I’ve mentioned this before, but I have almost no idea what’s going on here. Tokyo Ghoul has to be approaching some kind of record for the most new characters introduced in the shortest time with the least exposition. And most of them are powered-up, too – badasses on either the Ghoul or CCG side with a history the anime is almost entirely unwilling to do more than hint at. As I said last week I’m still finding this show intriguing, but at some point I would sincerely like to start getting some explanations.
To address the elephant in the room, yes – the animation this week was pretty subpar. In point of fact the visuals generally were uninspired (and that’s being charitable) – background detail all but disappeared and the fight choreography was rather bland. And because this was one of the most action-driven episodes of the entire series, that’s a pretty big problem. Pierrot has generally done pretty well production-wise with Tokyo Ghoul, but this was one of those eps that cause people to grimace when they find out Pierrot is adapting a property they love.
The net result of all this is that this week’s offering played like a string of only semi-connected battle sequences, which existed for their own sake and for the purposes of character introduction. Yes we had a premise – an Aogiri attack on Cochlea, which happened (I’m assuming this is coincidental) to occur while Amon and Akira were there to interview Porpora Donato (the peerless Inoue Kazuhiko, a welcome addition to any cast). He, at least, is presented in some context – he was the Priest at the orphanage where Amon grew up, apparently unaware Porpora was a ghoul and apparently the only resident who didn’t get eaten. But once the attack started, the rest of the episode was pretty much an extended blur.
Who else did we meet? Yoshitoki (Sakuya Shunsuke), seemingly a very highly-placed CCG figure. Shachi – later referred to by Eto as “Kamashiro” (Yanada Kiyoyuki) – whose release might be the point of the Aogiri raid, and who ends up fighting with Kaneki despite the latter saying he was there to release him. There’s also Naki taking a bite out of Akira’s thigh, Juzo vamping for the camera as usual, and Ayato going at it with Shinohara. And lots and lots of both ghouls and humans being sliced and diced.

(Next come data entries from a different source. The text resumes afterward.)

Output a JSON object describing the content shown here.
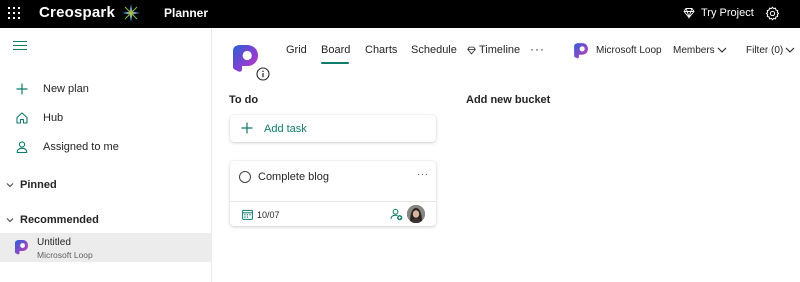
{
  "topbar": {
    "brand": "Creospark",
    "app_name": "Planner",
    "try_project_label": "Try Project"
  },
  "sidebar": {
    "items": [
      {
        "label": "New plan",
        "icon": "plus-icon"
      },
      {
        "label": "Hub",
        "icon": "home-icon"
      },
      {
        "label": "Assigned to me",
        "icon": "person-icon"
      }
    ],
    "sections": {
      "pinned": "Pinned",
      "recommended": "Recommended"
    },
    "recommended_plans": [
      {
        "title": "Untitled",
        "subtitle": "Microsoft Loop",
        "icon": "loop-logo"
      }
    ]
  },
  "header": {
    "tabs": [
      {
        "label": "Grid"
      },
      {
        "label": "Board",
        "active": true
      },
      {
        "label": "Charts"
      },
      {
        "label": "Schedule"
      },
      {
        "label": "Timeline",
        "icon": "diamond-icon"
      }
    ],
    "more_label": "···",
    "loop_label": "Microsoft Loop",
    "members_label": "Members",
    "filter_label": "Filter (0)"
  },
  "board": {
    "buckets": [
      {
        "title": "To do",
        "add_task_label": "Add task",
        "tasks": [
          {
            "title": "Complete blog",
            "due": "10/07",
            "more": "···"
          }
        ]
      }
    ],
    "add_bucket_label": "Add new bucket"
  },
  "colors": {
    "accent": "#0f7b6c",
    "topbar_bg": "#000000",
    "selected_row_bg": "#ececec",
    "loop_gradient_start": "#2c5fd6",
    "loop_gradient_end": "#d439b8"
  }
}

I think this is an episode that kind of ran up against the limits facing this series right now – how far it can go without starting to actually explain what’s happening and make us care, and its own budgetary constraints. If there’s a hopeful sign it’s that the aftermath of Kaneki’s bruising at the hands of Shachi seems to hint that we might at last be getting an explanation for what he’s done. The people he’s left behind at Anteiku are still clearly very much in his thoughts, which strongly suggests that rather than having had a change of heart, this defection to Aogiri is a result of Ken employing a new strategy to achieve the same end result. Even if that’s true Tokyo Ghoul is going to have to do some serious explaining in order for that to make sense, though.